– Dr C.K. Mathew, IAS (Retd)
The rule of law: a simple enough premise, for established law is only a confirmation of common sense and decency as the guiding principles of an enlightened social life. It has come down to us over the centuries, a crystallisation of all the good things learnt through experience and wisdom. It determines boundaries to be imposed upon ourselves by ourselves, behind the lines of which we may with freedom exercise the privilege of critical examination of the others around us. It establishes well thought-out and accepted precedents which act as touchstones for the questions arising everyday around us. It finds acceptability in the hearts and minds of the average man with normal standards of decency and intelligence.
The rule of law begins, like all good principles of life, at home and in the family. It finds strength and sustenance when the father and the mother instill and nourish everlasting values in the child as it grows up in a world of love and care. However, it is enfeebled when the child steals a coin, and its parents laugh it off, or when he grabs a toy from the neighbour’s delicate daughter and is not reprimanded. It is further weakened when the father returns home from a drunken binge, or in the course of a domestic dispute, assaults the mother in the terrified presence of the cowering children. It is imperiled when the family bond is broken and every member is free to go his own way and the devil take the hindmost.

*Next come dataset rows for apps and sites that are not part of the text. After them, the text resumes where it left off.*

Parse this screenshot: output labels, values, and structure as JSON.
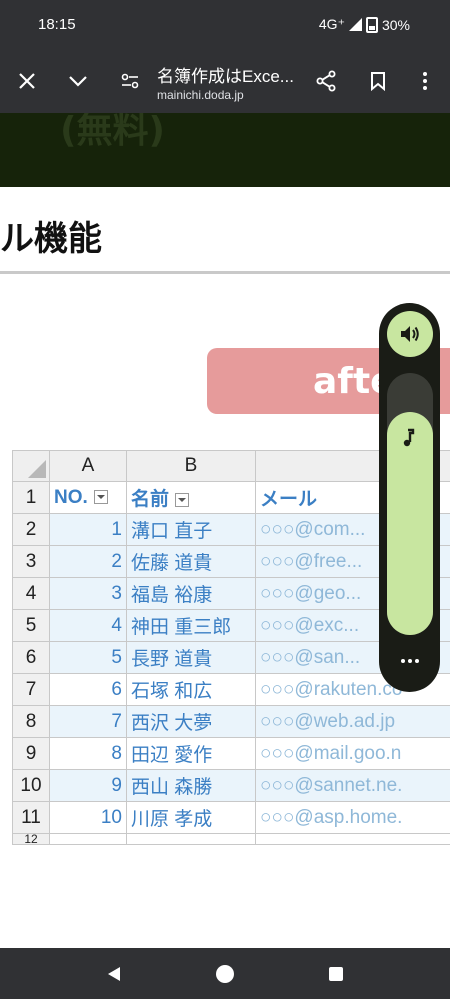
{
  "status": {
    "time": "18:15",
    "network": "4G⁺",
    "battery": "30%"
  },
  "toolbar": {
    "title": "名簿作成はExce...",
    "url": "mainichi.doda.jp"
  },
  "page": {
    "banner_text": "(無料)",
    "heading": "ル機能",
    "after_label": "afte"
  },
  "sheet": {
    "columns": [
      "",
      "A",
      "B",
      ""
    ],
    "rows": [
      {
        "n": "1",
        "a": "NO.",
        "b": "名前",
        "c": "メール"
      },
      {
        "n": "2",
        "a": "1",
        "b": "溝口 直子",
        "c": "○○○@com..."
      },
      {
        "n": "3",
        "a": "2",
        "b": "佐藤 道貴",
        "c": "○○○@free..."
      },
      {
        "n": "4",
        "a": "3",
        "b": "福島 裕康",
        "c": "○○○@geo..."
      },
      {
        "n": "5",
        "a": "4",
        "b": "神田 重三郎",
        "c": "○○○@exc..."
      },
      {
        "n": "6",
        "a": "5",
        "b": "長野 道貴",
        "c": "○○○@san..."
      },
      {
        "n": "7",
        "a": "6",
        "b": "石塚 和広",
        "c": "○○○@rakuten.co"
      },
      {
        "n": "8",
        "a": "7",
        "b": "西沢 大夢",
        "c": "○○○@web.ad.jp"
      },
      {
        "n": "9",
        "a": "8",
        "b": "田辺 愛作",
        "c": "○○○@mail.goo.n"
      },
      {
        "n": "10",
        "a": "9",
        "b": "西山 森勝",
        "c": "○○○@sannet.ne."
      },
      {
        "n": "11",
        "a": "10",
        "b": "川原 孝成",
        "c": "○○○@asp.home."
      },
      {
        "n": "12",
        "a": "",
        "b": "",
        "c": ""
      }
    ]
  },
  "volume": {
    "level": 0.85
  },
  "icons": [
    "close-icon",
    "chevron-down-icon",
    "tune-icon",
    "share-icon",
    "bookmark-icon",
    "more-vert-icon",
    "speaker-icon",
    "music-note-icon",
    "more-horiz-icon",
    "back-icon",
    "home-icon",
    "recents-icon"
  ],
  "colors": {
    "bar": "#303134",
    "accent": "#c8e6a0",
    "after_pill": "#e69b9b",
    "link_blue": "#3b7fc4"
  }
}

From the family to the society, it is only a garden wall away; the world outside can be seen from the drawing room window. Thus, when a grocer charges more or gives us adulterated foodstuff under our very nose, we only turn away our heads. Who has the time to make a complaint and follow it up? When an errant driver violates traffic rules and knocks down someone in front of our eyes and drives off, we shake our heads and go on our way. Who after all, has the energy to go after him and bring him to book? Thus, when some people commit crimes in the name of the very public who led them to their seat of office, or when public funds are siphoned away for private aggrandisement, we sit down and hurl imprecations at the state of our polity and the dismal levels of public values. We have no one to blame but ourselves. We have through years of neglect and apathy allowed the framework that holds us together to be picked and prodded at. We have dug holes in it and picked at them to make them wider and bigger.
The rule of law must, in moments of extreme distress, be jealously guarded, by the public representatives whom we vote and elect to power for this very purpose, and by all of us. In a world where the rule of law is weak and tenuous, if the lawmaker himself wavers and find it difficult to walk the razor’s edge, then there is no hope left. He and his constituents, along with all of us, must slowly fall away into the darkness of the overwhelming anarchy that together we let loose upon the world.
There it is, the guilty have been identified: the guilty are indeed all of us. And the punishment we must bear is the terrible knowledge that it is we who have brought this state of affairs on to ourselves. Is it too late, or is there any hope left? Is there anybody out there who is listening? For all that it takes to keep the darkness away are a few good men and women, who will stand like a rock and let the assault fall on their mighty shoulders and not flinch. We can stand behind them and grow in strength and then, behold, what a mighty force we shall turn into! Can we have a few good people stand up and show us the way?
(This essay is an edited version of an article of the author which appeared in the Times of India on January 18, 1997)